Yan’s fantasy spins forward ever faster toward an absurdist conclusion. One of Kong’s brothers builds a giant navy in the hills. He recruits the city’s population and they go off to conquer the world.
Like The Four Books—and many Chinese novels—this is a work heavy on structure, scope, and symbolism. Unfortunately, it is also light on character development and humor (except the zaniest, slapstick, brutalist form). In an afterword, Yan coins the word “mythoreal” to describe this technique, but at times it feels like a crutch. Like The Four Books, The Explosion Chronicles is elaborately structured—it is set up like a classic Chinese gazetteer, a form of history by the literati to describe local places and events. But the characters come across as flat and remote as a figure from a distant age, not to mention being vile and horrible.

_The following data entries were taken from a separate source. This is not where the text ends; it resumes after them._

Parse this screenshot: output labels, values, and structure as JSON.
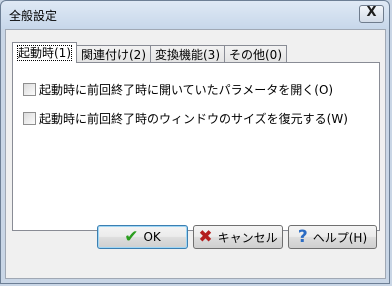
{
  "window": {
    "title": "全般設定",
    "close_glyph": "X"
  },
  "tabs": [
    {
      "label": "起動時(1)",
      "active": true
    },
    {
      "label": "関連付け(2)",
      "active": false
    },
    {
      "label": "変換機能(3)",
      "active": false
    },
    {
      "label": "その他(0)",
      "active": false
    }
  ],
  "options": [
    {
      "label": "起動時に前回終了時に開いていたパラメータを開く(O)",
      "checked": false
    },
    {
      "label": "起動時に前回終了時のウィンドウのサイズを復元する(W)",
      "checked": false
    }
  ],
  "buttons": {
    "ok": {
      "label": "OK",
      "icon": "check-icon",
      "glyph": "✔"
    },
    "cancel": {
      "label": "キャンセル",
      "icon": "x-icon",
      "glyph": "✖"
    },
    "help": {
      "label": "ヘルプ(H)",
      "icon": "question-icon",
      "glyph": "?"
    }
  },
  "colors": {
    "title_bar": "#c7d7ea",
    "ok_icon": "#2a9d1e",
    "cancel_icon": "#b41f1f",
    "help_icon": "#2b6cc4"
  }
}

This may be parody, but parodies work best when short, and this one is long. It is enjoyable and the critiques of society are spot-on, but at times one feels that the author is so keen to show every aspect of China’s moral abyss that he cannot resist piling it on, like a carnival showman with one more freak show to exhibit.
Less didactic and frenetic is Yu Hua’s latest novel, The Seventh Day, a fable-like account of one man’s death and his efforts to understand his aimless life. The story opens with the main character heading to a morgue, where he has been summoned for his cremation. He arrives late, and decides to leave the crematorium for a while to wander through the mists and fog of his half-dead state to understand his life and death.

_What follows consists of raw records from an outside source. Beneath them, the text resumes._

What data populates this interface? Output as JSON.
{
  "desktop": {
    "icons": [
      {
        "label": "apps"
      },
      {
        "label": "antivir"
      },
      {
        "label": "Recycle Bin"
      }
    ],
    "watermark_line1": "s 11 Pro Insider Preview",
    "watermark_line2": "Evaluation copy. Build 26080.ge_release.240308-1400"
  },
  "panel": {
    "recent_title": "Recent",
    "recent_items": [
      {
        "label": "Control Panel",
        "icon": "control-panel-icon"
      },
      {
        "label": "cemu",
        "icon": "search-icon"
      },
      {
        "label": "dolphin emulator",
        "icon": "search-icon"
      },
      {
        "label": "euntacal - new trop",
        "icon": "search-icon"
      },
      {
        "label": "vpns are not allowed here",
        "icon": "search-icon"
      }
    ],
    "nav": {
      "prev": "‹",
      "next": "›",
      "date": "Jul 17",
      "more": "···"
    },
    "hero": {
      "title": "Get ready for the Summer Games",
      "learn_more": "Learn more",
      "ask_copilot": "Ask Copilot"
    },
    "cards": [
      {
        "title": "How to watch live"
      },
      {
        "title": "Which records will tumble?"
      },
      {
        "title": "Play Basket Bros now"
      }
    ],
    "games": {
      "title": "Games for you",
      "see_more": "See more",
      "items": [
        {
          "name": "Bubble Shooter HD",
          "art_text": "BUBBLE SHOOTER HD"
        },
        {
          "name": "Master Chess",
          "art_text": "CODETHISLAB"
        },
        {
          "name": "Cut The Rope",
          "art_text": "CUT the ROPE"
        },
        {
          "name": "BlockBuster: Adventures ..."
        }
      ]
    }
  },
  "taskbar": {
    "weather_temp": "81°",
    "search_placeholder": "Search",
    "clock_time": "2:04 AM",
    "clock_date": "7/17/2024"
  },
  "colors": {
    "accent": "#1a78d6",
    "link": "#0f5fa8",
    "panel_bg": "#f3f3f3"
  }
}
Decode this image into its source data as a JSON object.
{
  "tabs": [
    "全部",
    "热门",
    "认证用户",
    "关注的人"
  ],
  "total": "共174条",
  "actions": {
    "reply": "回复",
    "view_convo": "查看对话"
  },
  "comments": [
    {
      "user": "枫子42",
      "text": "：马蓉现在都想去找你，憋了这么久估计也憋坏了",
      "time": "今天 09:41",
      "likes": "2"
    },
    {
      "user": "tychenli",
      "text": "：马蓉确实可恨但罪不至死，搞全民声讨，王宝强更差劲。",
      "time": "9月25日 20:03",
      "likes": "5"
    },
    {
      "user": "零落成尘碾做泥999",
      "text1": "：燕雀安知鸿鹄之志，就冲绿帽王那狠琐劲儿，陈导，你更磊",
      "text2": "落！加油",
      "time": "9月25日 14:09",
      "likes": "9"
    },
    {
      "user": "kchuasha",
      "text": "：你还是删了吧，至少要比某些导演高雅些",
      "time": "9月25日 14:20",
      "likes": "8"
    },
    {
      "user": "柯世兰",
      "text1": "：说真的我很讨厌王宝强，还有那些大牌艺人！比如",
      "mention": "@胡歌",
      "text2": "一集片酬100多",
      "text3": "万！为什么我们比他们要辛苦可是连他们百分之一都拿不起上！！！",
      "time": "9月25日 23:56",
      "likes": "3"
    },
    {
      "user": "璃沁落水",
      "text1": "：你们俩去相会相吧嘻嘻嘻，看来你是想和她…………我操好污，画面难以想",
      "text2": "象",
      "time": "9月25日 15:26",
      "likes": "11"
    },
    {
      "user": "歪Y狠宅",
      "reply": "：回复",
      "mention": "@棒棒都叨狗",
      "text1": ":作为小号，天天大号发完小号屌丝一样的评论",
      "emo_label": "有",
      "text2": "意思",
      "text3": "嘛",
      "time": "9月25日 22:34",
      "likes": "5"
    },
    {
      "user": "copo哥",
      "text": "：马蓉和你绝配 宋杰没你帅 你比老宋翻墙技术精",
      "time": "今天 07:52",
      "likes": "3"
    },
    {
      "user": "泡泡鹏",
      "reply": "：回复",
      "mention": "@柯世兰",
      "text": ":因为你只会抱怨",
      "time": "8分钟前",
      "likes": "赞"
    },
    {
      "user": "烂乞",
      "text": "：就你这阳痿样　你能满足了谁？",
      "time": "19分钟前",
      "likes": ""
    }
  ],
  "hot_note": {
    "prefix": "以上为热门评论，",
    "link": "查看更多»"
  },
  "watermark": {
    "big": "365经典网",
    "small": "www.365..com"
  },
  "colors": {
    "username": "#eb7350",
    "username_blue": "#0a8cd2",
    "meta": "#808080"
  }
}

As he makes his way back in time he meets many other recently deceased people, allowing Yu to survey the social failures that underlie these deaths: greed, lust, and corruption. Everyone he meets died bad deaths: killed trying to uncover corruption or trying to get ahead in a twisted society. As noted by Chinese reviewers—who savaged the book when it came out there in 2013 (it was not banned)—their stories read like the scandals that appear regularly on the Chinese Internet: a corrupt hospital casts fetuses into a river, a restaurant blows up because of a poorly maintained gas main, a woman commits suicide because her boyfriend bought her a fake iPhone.

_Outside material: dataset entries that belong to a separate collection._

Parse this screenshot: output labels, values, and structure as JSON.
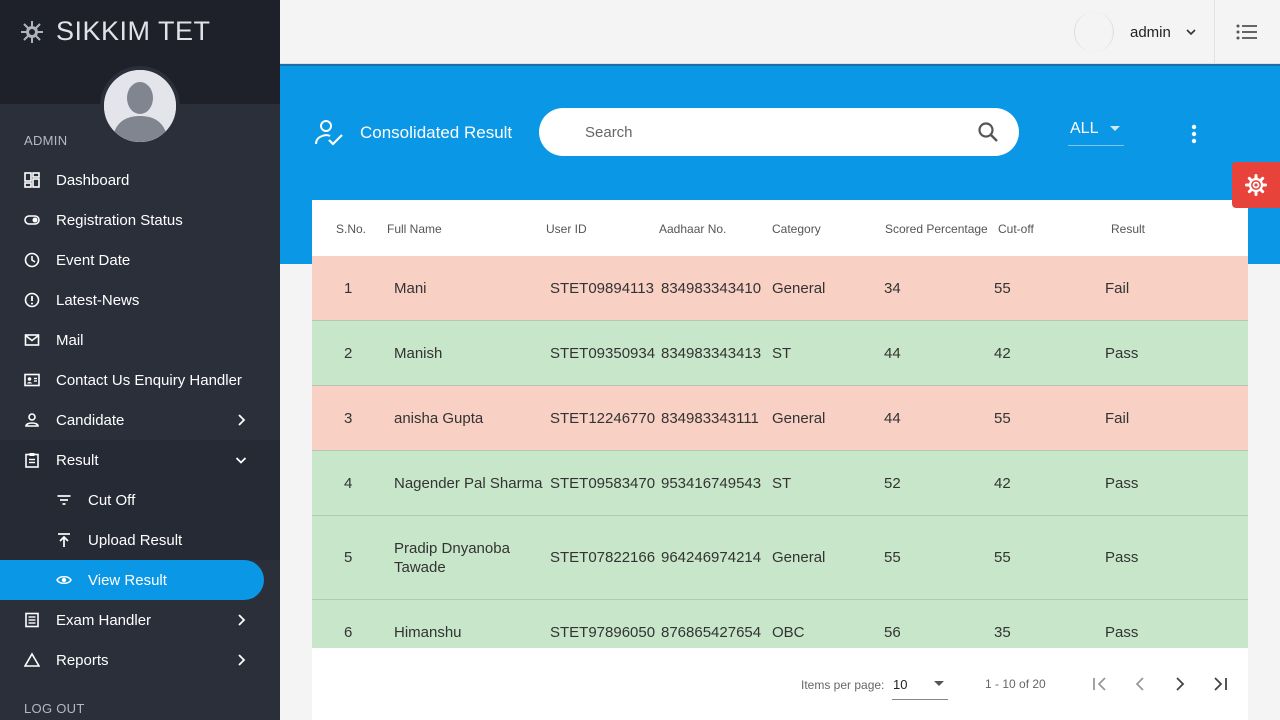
{
  "app": {
    "title": "SIKKIM TET"
  },
  "sidebar": {
    "section_admin": "ADMIN",
    "items": [
      {
        "label": "Dashboard",
        "icon": "dashboard-icon"
      },
      {
        "label": "Registration Status",
        "icon": "toggle-icon"
      },
      {
        "label": "Event Date",
        "icon": "clock-icon"
      },
      {
        "label": "Latest-News",
        "icon": "alert-circle-icon"
      },
      {
        "label": "Mail",
        "icon": "mail-icon"
      },
      {
        "label": "Contact Us Enquiry Handler",
        "icon": "contact-card-icon"
      },
      {
        "label": "Candidate",
        "icon": "person-icon"
      },
      {
        "label": "Result",
        "icon": "clipboard-icon"
      },
      {
        "label": "Cut Off",
        "icon": "filter-lines-icon"
      },
      {
        "label": "Upload Result",
        "icon": "upload-icon"
      },
      {
        "label": "View Result",
        "icon": "eye-icon"
      },
      {
        "label": "Exam Handler",
        "icon": "list-doc-icon"
      },
      {
        "label": "Reports",
        "icon": "triangle-icon"
      }
    ],
    "logout": "LOG OUT"
  },
  "topbar": {
    "user": "admin"
  },
  "header": {
    "title": "Consolidated Result",
    "search_placeholder": "Search",
    "filter_value": "ALL"
  },
  "table": {
    "columns": [
      "S.No.",
      "Full Name",
      "User ID",
      "Aadhaar No.",
      "Category",
      "Scored Percentage",
      "Cut-off",
      "Result"
    ],
    "rows": [
      {
        "sno": "1",
        "name": "Mani",
        "user_id": "STET09894113",
        "aadhaar": "834983343410",
        "category": "General",
        "score": "34",
        "cutoff": "55",
        "result": "Fail"
      },
      {
        "sno": "2",
        "name": "Manish",
        "user_id": "STET09350934",
        "aadhaar": "834983343413",
        "category": "ST",
        "score": "44",
        "cutoff": "42",
        "result": "Pass"
      },
      {
        "sno": "3",
        "name": "anisha Gupta",
        "user_id": "STET12246770",
        "aadhaar": "834983343111",
        "category": "General",
        "score": "44",
        "cutoff": "55",
        "result": "Fail"
      },
      {
        "sno": "4",
        "name": "Nagender Pal Sharma",
        "user_id": "STET09583470",
        "aadhaar": "953416749543",
        "category": "ST",
        "score": "52",
        "cutoff": "42",
        "result": "Pass"
      },
      {
        "sno": "5",
        "name": "Pradip Dnyanoba Tawade",
        "user_id": "STET07822166",
        "aadhaar": "964246974214",
        "category": "General",
        "score": "55",
        "cutoff": "55",
        "result": "Pass"
      },
      {
        "sno": "6",
        "name": "Himanshu",
        "user_id": "STET97896050",
        "aadhaar": "876865427654",
        "category": "OBC",
        "score": "56",
        "cutoff": "35",
        "result": "Pass"
      }
    ]
  },
  "paginator": {
    "items_label": "Items per page:",
    "page_size": "10",
    "range": "1 - 10 of 20"
  },
  "colors": {
    "accent": "#0a97e6",
    "sidebar_bg": "#2b2f3a",
    "fail_row": "#f8d0c4",
    "pass_row": "#c8e6c9",
    "settings_fab": "#e8433b"
  }
}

In its eagerness to exploit current events, Yu’s novel resembles The Explosion Chronicles, or Jia Zhangke’s movie A Touch of Sin, which also came out in 2013.6 One of China’s best-known filmmakers, Jia is also interested in how information is exchanged in China, and how Chinese perceive reality in distorted ways. By retelling tabloidesque tales, both Jia and Yu hope to show the anomie of modern Chinese society. But both can be repetitive, and their stories are often fragmentary—as if they can’t escape the sense of incompleteness that often affects users of social media. The Seventh Day has one good, strong story to tell (about the hero’s sentimental but still credible relationship with his father) yet some of it feels padded. Though this is Yu’s first major work of fiction since Brothers,7 it feels rushed, as if he couldn’t escape the cascade of exposés and scandals that roil China’s social media.
But at its best, The Seventh Day touches on how many Chinese are coming to understand their history. Like the book’s main character, they are searching for their long-censored past, stumbling back into a blurry, hazy history where fact and fiction are hard to separate.
Sebastian Veg, “Creating a Literary Space to Debate the Mao Era: The Fictionalisation of the Great Leap Forward in Yan Lianke’s Four Books,” China Perspectives, No. 4 (2014). ↩
Yan’s translator, Carlos Rojas, uses the idea of illness as a springboard for a sweeping and profound analysis of modern culture in his recent book, Homesickness: Culture, Contagion, and National Transformation in Modern China (Harvard University Press, 2015). ↩